| Directions for this task |
How many lines of the entries below include the word "Copiers"? Answer with the number alone.

(Data records for software interfaces)
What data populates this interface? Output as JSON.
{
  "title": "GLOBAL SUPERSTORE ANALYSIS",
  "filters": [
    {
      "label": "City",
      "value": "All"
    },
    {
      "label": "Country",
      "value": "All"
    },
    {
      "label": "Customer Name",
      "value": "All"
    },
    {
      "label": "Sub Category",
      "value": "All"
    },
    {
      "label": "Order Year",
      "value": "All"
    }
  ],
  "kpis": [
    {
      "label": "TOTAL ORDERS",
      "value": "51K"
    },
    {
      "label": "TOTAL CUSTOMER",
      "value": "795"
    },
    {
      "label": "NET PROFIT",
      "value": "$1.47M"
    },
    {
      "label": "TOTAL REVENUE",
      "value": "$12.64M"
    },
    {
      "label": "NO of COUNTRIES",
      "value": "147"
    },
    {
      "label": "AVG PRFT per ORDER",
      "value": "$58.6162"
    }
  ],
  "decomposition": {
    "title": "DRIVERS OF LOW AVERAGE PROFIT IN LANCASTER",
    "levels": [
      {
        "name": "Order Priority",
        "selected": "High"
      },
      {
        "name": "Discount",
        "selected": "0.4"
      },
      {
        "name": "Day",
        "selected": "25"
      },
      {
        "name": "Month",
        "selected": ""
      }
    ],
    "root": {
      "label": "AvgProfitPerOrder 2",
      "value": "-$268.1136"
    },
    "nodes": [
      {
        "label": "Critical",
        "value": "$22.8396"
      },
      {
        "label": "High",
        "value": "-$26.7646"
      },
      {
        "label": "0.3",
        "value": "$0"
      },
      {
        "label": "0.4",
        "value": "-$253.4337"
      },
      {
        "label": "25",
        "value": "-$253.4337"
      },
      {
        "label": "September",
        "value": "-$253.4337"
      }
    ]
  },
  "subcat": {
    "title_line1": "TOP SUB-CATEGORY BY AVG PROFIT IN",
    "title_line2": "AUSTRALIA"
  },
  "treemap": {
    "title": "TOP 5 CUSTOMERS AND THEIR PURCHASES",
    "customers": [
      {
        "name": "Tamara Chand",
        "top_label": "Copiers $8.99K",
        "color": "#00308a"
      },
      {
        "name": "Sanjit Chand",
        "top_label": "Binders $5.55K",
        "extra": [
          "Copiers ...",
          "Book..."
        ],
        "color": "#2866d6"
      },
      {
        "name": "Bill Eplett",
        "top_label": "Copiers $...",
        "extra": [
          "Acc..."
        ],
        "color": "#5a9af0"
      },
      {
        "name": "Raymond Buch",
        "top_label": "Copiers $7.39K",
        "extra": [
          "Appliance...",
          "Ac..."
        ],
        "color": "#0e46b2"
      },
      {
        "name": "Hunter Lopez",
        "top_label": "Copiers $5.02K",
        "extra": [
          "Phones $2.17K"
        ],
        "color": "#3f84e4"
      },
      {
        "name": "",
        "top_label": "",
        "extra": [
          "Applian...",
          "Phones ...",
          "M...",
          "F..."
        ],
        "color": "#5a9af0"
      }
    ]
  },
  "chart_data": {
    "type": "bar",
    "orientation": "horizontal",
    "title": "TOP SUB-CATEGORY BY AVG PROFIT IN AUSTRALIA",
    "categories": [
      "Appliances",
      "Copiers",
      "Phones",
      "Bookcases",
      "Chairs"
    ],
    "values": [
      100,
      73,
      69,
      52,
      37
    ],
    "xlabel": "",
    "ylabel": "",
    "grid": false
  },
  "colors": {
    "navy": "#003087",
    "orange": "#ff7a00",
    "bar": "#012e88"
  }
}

| Reply to the task |
6